All recyclables collected from this project are brought back to averda for segregation, where the recyclables are sorted into individual streams such as cardboard, plastics, and aluminum. Following the success of this project, averda was awarded city cleaning and integrated waste management contracts for Al Barsha 2 and 3.

In the future, corporations and municipalities will need to take on leadership roles in promoting public awareness on waste avoidance as well as how to reduce, reuse and recycle. It is time for corporations, governments and the general public to rethink waste. This can be achieved through stakeholder collaboration—from having a smart city where there is a comprehensive waste management and infrastructure in place to garnering public support, bolstered by strong public policies in the form  of legislation.

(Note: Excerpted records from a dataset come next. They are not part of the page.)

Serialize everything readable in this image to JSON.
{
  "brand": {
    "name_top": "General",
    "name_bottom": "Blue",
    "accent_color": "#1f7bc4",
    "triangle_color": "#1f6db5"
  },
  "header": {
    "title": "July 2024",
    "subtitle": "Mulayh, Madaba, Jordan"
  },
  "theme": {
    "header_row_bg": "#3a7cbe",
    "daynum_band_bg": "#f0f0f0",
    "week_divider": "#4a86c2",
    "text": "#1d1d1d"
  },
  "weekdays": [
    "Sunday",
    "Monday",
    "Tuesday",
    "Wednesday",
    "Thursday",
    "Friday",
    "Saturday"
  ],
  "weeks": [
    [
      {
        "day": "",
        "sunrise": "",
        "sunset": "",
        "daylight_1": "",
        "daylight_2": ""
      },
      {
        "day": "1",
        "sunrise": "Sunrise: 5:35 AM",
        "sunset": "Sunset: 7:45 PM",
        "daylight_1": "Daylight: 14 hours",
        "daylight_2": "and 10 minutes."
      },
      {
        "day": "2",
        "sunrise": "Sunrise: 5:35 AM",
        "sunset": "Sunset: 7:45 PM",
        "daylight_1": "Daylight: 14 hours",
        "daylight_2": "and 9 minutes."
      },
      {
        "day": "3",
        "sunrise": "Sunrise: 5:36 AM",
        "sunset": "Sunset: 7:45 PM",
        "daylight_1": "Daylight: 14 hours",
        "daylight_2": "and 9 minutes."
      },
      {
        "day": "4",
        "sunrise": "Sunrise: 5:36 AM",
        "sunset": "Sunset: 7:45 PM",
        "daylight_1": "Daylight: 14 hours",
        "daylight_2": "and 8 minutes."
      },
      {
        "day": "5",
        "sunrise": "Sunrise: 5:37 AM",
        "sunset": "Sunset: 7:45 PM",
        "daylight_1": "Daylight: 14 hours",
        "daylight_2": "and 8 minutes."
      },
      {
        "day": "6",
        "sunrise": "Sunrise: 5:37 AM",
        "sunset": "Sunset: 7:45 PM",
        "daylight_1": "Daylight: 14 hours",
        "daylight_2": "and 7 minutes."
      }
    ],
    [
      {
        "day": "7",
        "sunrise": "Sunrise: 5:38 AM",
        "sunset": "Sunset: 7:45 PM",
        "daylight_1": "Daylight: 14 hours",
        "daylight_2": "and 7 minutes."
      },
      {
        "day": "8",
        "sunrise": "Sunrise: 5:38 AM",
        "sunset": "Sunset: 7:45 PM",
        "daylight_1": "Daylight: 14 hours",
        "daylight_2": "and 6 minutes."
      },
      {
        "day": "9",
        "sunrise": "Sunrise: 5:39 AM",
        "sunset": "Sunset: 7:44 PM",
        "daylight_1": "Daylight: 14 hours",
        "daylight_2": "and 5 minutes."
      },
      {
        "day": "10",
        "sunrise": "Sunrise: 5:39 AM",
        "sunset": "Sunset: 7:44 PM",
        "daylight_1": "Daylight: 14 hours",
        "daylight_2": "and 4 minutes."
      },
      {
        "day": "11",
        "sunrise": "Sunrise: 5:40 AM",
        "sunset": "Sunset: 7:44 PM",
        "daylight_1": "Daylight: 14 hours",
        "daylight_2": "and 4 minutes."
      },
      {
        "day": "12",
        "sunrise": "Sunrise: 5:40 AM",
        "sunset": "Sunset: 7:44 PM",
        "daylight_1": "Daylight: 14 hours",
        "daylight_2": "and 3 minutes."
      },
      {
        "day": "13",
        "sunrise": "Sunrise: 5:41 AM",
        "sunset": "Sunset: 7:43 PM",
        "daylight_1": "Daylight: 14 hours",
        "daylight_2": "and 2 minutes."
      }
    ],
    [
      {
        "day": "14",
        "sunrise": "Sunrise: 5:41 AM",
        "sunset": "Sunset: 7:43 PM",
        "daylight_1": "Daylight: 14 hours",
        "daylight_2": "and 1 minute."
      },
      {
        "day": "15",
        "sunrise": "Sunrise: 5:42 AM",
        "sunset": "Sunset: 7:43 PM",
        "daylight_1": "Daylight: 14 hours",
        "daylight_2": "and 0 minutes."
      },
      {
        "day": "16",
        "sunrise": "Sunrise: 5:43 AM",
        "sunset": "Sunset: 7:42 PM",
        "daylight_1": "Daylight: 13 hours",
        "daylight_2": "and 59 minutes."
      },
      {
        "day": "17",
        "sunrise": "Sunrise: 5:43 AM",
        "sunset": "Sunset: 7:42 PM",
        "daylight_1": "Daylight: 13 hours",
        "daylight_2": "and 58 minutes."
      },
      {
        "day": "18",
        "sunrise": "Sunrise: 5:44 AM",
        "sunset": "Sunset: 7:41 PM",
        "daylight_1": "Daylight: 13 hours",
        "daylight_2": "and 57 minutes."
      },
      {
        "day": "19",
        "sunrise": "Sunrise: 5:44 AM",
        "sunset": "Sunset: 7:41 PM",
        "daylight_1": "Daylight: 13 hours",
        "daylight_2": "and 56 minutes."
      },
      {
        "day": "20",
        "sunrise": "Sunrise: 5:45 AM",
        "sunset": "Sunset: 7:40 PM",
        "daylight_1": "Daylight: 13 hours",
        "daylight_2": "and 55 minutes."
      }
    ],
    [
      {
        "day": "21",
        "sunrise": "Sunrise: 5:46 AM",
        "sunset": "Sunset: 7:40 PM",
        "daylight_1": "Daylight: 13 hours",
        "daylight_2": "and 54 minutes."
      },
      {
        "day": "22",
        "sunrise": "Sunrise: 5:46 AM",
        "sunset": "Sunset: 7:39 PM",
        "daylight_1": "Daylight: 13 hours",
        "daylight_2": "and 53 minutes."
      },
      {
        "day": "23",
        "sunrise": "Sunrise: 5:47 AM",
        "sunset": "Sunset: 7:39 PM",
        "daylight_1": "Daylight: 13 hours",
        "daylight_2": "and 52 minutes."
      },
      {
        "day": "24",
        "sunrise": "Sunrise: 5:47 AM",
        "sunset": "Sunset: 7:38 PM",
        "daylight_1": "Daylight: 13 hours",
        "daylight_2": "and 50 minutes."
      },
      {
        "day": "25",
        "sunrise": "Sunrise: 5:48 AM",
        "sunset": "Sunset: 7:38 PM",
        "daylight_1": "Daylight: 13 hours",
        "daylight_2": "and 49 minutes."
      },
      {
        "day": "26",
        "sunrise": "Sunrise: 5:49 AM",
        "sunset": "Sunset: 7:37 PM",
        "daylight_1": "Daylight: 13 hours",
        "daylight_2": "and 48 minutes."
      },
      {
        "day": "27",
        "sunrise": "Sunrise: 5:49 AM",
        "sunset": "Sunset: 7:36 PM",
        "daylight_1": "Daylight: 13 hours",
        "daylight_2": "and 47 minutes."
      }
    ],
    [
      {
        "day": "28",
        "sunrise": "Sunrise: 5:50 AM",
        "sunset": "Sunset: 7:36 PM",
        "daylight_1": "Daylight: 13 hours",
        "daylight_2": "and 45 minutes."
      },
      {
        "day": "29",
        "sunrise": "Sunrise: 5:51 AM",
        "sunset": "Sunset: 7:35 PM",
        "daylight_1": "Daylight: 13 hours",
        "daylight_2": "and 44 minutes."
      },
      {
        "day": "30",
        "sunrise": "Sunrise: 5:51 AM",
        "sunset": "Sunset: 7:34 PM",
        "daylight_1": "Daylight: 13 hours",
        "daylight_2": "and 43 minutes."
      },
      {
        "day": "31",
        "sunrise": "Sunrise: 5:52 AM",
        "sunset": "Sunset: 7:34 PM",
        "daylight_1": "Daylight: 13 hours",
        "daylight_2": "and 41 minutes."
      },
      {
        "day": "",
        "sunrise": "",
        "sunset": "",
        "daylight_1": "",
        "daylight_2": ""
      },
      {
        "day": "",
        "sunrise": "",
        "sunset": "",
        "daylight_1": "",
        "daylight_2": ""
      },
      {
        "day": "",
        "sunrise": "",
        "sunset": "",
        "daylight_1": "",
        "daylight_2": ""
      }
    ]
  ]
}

Company: United Facilities Management, Kuwait
Best Practice: Water conservation
Case Study: UFM Achieves Efficiency in Water Use at Marina Mall, Kuwait by Eng.
Sherif Shawki Abdel Wahed,
UFM Facility Manager - Marina Mall.

Eng. Sherif Shawki Abdel Wahed, 
UFM Facility Manager - 
Marina Mall

The importance of water as a sustainable resource has always been a prominent issue in Kuwait. With desert climate, the need for optimizing the use of water in all aspects of life is crucial. At UFM, we recognize the fact that water is a scarcity resource and have set operational priority to adopt efficiency practices in the use of water in all the facilities we manage. Our practices were designed to fall under two categories: behavioral and engineering practices.

Behavioral practices are based on changing water use habits among the tenants and are typically on-going activities that require substantial and sustained efforts. UFM facility management personnel have designed tools and programs to promote such practices leading to tangible results.

Engineering practices include ways to better manage the use of water within the facility’s infrastructure. Such practices are typically based on modifications in equipment, plumbing systems, fixtures and water supply operating procedures or enhancement features such as the deployment of metering and water reuse programs.


In keeping in line with UFM strategy of applying sustainability at facilities we managed, our facility management and engineering team embarked on water saving project at one key facility UFM manages in Kuwait, the Marina Mall. The team monitored the water flow rate and the consumption volume at Marina Mall for the summer period, July through August of 2013. Data was recorded and measures were then implemented to reduce usage. Some of the key measures that were implemented included:

• Identified unnecessary uses of water and limited such use
• Determined leakage points in the water supply infrastructure
• Controlled bleeding at all cooling towers
• Ceased blow-down of cooling towers during day time
• Implemented strict control of chillers

The implementation of the water savings measures were completed within a period of two months. The team then monitoring water flow and usage for the summer period in 2014. The results were successful and a saving of 1,768,000 gallons of water was achieved in the three months period.

The savings had direct financial impact. A savings of US $4900 per month was attained against direct cost; that in addition to the decrease in cost due to the reduction of chemical use and water purification treatment. A further savings was accomplishment through the elimination of the supply of water tankers. Reducing the amount of water consumption contributed to energy saving as well as a reduction in Marina Mall’s carbon footprint. Such initiatives are important to us as a facility management company since the owner of the facility look to us for cost-savings guidance and it is UFM’s responsibility to continue to develop sustainable solutions in order to reduce cost and improve the value of the asset and the built environment.